Please write out all of the entries without altering anything.
== Segment start ==
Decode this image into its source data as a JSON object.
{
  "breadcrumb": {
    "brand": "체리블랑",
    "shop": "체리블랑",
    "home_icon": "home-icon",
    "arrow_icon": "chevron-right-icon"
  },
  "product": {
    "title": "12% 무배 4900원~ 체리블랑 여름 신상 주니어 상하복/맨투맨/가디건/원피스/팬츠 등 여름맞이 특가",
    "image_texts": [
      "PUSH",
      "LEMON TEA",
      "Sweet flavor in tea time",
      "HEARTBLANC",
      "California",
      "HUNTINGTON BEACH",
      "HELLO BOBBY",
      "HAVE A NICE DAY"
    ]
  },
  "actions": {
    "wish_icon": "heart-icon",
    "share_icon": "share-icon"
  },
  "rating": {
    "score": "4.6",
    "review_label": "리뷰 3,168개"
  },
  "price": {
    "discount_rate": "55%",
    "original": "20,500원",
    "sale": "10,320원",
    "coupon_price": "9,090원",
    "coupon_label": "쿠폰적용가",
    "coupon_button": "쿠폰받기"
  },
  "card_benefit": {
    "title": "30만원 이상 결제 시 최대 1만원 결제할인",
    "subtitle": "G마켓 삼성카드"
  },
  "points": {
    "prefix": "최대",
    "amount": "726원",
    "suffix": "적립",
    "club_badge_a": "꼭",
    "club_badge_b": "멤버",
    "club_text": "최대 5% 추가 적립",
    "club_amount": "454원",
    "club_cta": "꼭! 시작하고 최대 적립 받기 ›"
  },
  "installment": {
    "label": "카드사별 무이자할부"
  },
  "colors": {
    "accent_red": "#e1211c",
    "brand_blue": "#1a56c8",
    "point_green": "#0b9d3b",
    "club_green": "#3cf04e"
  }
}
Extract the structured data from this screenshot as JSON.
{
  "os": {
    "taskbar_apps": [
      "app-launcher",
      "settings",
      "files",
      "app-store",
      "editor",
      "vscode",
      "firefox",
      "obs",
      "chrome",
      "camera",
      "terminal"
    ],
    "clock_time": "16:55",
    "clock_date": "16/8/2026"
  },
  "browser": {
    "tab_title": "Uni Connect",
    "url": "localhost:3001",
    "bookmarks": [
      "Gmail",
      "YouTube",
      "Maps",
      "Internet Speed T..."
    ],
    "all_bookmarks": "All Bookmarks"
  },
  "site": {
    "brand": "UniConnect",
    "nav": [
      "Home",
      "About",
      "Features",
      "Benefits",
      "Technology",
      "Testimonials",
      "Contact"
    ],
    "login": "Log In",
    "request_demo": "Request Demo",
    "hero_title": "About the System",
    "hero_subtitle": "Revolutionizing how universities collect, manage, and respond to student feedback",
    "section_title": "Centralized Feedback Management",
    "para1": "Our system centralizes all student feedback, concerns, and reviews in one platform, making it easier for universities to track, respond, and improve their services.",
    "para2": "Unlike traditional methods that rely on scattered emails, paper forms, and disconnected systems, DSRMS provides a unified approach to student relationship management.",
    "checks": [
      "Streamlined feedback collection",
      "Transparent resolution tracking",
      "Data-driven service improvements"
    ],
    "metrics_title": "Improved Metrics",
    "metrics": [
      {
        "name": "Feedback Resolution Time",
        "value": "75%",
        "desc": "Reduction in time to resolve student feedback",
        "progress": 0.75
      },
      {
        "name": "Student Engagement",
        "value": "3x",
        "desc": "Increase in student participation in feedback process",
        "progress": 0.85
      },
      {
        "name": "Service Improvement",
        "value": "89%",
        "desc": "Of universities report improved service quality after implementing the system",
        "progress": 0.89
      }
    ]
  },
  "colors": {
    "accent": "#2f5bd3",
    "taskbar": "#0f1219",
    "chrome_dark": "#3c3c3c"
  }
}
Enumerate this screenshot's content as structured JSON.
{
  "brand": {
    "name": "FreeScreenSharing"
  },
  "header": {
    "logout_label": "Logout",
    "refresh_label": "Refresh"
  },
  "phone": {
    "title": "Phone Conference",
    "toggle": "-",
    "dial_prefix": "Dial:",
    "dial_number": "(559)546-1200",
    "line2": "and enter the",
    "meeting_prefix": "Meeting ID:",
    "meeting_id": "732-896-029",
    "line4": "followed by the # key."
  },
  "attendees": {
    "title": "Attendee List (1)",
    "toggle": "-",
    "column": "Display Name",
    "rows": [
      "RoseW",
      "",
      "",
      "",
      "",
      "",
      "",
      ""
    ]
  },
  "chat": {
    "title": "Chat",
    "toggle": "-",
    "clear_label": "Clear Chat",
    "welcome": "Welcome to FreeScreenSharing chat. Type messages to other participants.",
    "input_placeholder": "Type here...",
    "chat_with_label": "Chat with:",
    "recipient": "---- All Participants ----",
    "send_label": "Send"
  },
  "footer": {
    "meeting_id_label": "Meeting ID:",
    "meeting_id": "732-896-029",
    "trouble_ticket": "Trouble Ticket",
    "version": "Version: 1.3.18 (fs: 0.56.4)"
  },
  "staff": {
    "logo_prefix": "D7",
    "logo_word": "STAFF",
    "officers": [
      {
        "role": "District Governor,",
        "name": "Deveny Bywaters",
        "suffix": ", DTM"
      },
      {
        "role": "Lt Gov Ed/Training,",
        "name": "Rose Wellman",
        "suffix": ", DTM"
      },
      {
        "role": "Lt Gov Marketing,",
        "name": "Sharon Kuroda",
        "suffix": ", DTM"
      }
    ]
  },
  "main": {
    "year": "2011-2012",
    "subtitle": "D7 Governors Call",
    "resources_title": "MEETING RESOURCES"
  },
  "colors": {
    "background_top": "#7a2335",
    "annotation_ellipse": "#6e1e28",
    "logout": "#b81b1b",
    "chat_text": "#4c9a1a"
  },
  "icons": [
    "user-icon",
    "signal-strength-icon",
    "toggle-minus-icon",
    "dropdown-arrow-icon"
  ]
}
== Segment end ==
> _RESULT_
Decode this image into its source data as a JSON object.
{
  "breadcrumb": {
    "brand": "체리블랑",
    "shop": "체리블랑",
    "home_icon": "home-icon",
    "arrow_icon": "chevron-right-icon"
  },
  "product": {
    "title": "12% 무배 4900원~ 체리블랑 여름 신상 주니어 상하복/맨투맨/가디건/원피스/팬츠 등 여름맞이 특가",
    "image_texts": [
      "PUSH",
      "LEMON TEA",
      "Sweet flavor in tea time",
      "HEARTBLANC",
      "California",
      "HUNTINGTON BEACH",
      "HELLO BOBBY",
      "HAVE A NICE DAY"
    ]
  },
  "actions": {
    "wish_icon": "heart-icon",
    "share_icon": "share-icon"
  },
  "rating": {
    "score": "4.6",
    "review_label": "리뷰 3,168개"
  },
  "price": {
    "discount_rate": "55%",
    "original": "20,500원",
    "sale": "10,320원",
    "coupon_price": "9,090원",
    "coupon_label": "쿠폰적용가",
    "coupon_button": "쿠폰받기"
  },
  "card_benefit": {
    "title": "30만원 이상 결제 시 최대 1만원 결제할인",
    "subtitle": "G마켓 삼성카드"
  },
  "points": {
    "prefix": "최대",
    "amount": "726원",
    "suffix": "적립",
    "club_badge_a": "꼭",
    "club_badge_b": "멤버",
    "club_text": "최대 5% 추가 적립",
    "club_amount": "454원",
    "club_cta": "꼭! 시작하고 최대 적립 받기 ›"
  },
  "installment": {
    "label": "카드사별 무이자할부"
  },
  "colors": {
    "accent_red": "#e1211c",
    "brand_blue": "#1a56c8",
    "point_green": "#0b9d3b",
    "club_green": "#3cf04e"
  }
}
Extract the structured data from this screenshot as JSON.
{
  "os": {
    "taskbar_apps": [
      "app-launcher",
      "settings",
      "files",
      "app-store",
      "editor",
      "vscode",
      "firefox",
      "obs",
      "chrome",
      "camera",
      "terminal"
    ],
    "clock_time": "16:55",
    "clock_date": "16/8/2026"
  },
  "browser": {
    "tab_title": "Uni Connect",
    "url": "localhost:3001",
    "bookmarks": [
      "Gmail",
      "YouTube",
      "Maps",
      "Internet Speed T..."
    ],
    "all_bookmarks": "All Bookmarks"
  },
  "site": {
    "brand": "UniConnect",
    "nav": [
      "Home",
      "About",
      "Features",
      "Benefits",
      "Technology",
      "Testimonials",
      "Contact"
    ],
    "login": "Log In",
    "request_demo": "Request Demo",
    "hero_title": "About the System",
    "hero_subtitle": "Revolutionizing how universities collect, manage, and respond to student feedback",
    "section_title": "Centralized Feedback Management",
    "para1": "Our system centralizes all student feedback, concerns, and reviews in one platform, making it easier for universities to track, respond, and improve their services.",
    "para2": "Unlike traditional methods that rely on scattered emails, paper forms, and disconnected systems, DSRMS provides a unified approach to student relationship management.",
    "checks": [
      "Streamlined feedback collection",
      "Transparent resolution tracking",
      "Data-driven service improvements"
    ],
    "metrics_title": "Improved Metrics",
    "metrics": [
      {
        "name": "Feedback Resolution Time",
        "value": "75%",
        "desc": "Reduction in time to resolve student feedback",
        "progress": 0.75
      },
      {
        "name": "Student Engagement",
        "value": "3x",
        "desc": "Increase in student participation in feedback process",
        "progress": 0.85
      },
      {
        "name": "Service Improvement",
        "value": "89%",
        "desc": "Of universities report improved service quality after implementing the system",
        "progress": 0.89
      }
    ]
  },
  "colors": {
    "accent": "#2f5bd3",
    "taskbar": "#0f1219",
    "chrome_dark": "#3c3c3c"
  }
}
Enumerate this screenshot's content as structured JSON.
{
  "brand": {
    "name": "FreeScreenSharing"
  },
  "header": {
    "logout_label": "Logout",
    "refresh_label": "Refresh"
  },
  "phone": {
    "title": "Phone Conference",
    "toggle": "-",
    "dial_prefix": "Dial:",
    "dial_number": "(559)546-1200",
    "line2": "and enter the",
    "meeting_prefix": "Meeting ID:",
    "meeting_id": "732-896-029",
    "line4": "followed by the # key."
  },
  "attendees": {
    "title": "Attendee List (1)",
    "toggle": "-",
    "column": "Display Name",
    "rows": [
      "RoseW",
      "",
      "",
      "",
      "",
      "",
      "",
      ""
    ]
  },
  "chat": {
    "title": "Chat",
    "toggle": "-",
    "clear_label": "Clear Chat",
    "welcome": "Welcome to FreeScreenSharing chat. Type messages to other participants.",
    "input_placeholder": "Type here...",
    "chat_with_label": "Chat with:",
    "recipient": "---- All Participants ----",
    "send_label": "Send"
  },
  "footer": {
    "meeting_id_label": "Meeting ID:",
    "meeting_id": "732-896-029",
    "trouble_ticket": "Trouble Ticket",
    "version": "Version: 1.3.18 (fs: 0.56.4)"
  },
  "staff": {
    "logo_prefix": "D7",
    "logo_word": "STAFF",
    "officers": [
      {
        "role": "District Governor,",
        "name": "Deveny Bywaters",
        "suffix": ", DTM"
      },
      {
        "role": "Lt Gov Ed/Training,",
        "name": "Rose Wellman",
        "suffix": ", DTM"
      },
      {
        "role": "Lt Gov Marketing,",
        "name": "Sharon Kuroda",
        "suffix": ", DTM"
      }
    ]
  },
  "main": {
    "year": "2011-2012",
    "subtitle": "D7 Governors Call",
    "resources_title": "MEETING RESOURCES"
  },
  "colors": {
    "background_top": "#7a2335",
    "annotation_ellipse": "#6e1e28",
    "logout": "#b81b1b",
    "chat_text": "#4c9a1a"
  },
  "icons": [
    "user-icon",
    "signal-strength-icon",
    "toggle-minus-icon",
    "dropdown-arrow-icon"
  ]
}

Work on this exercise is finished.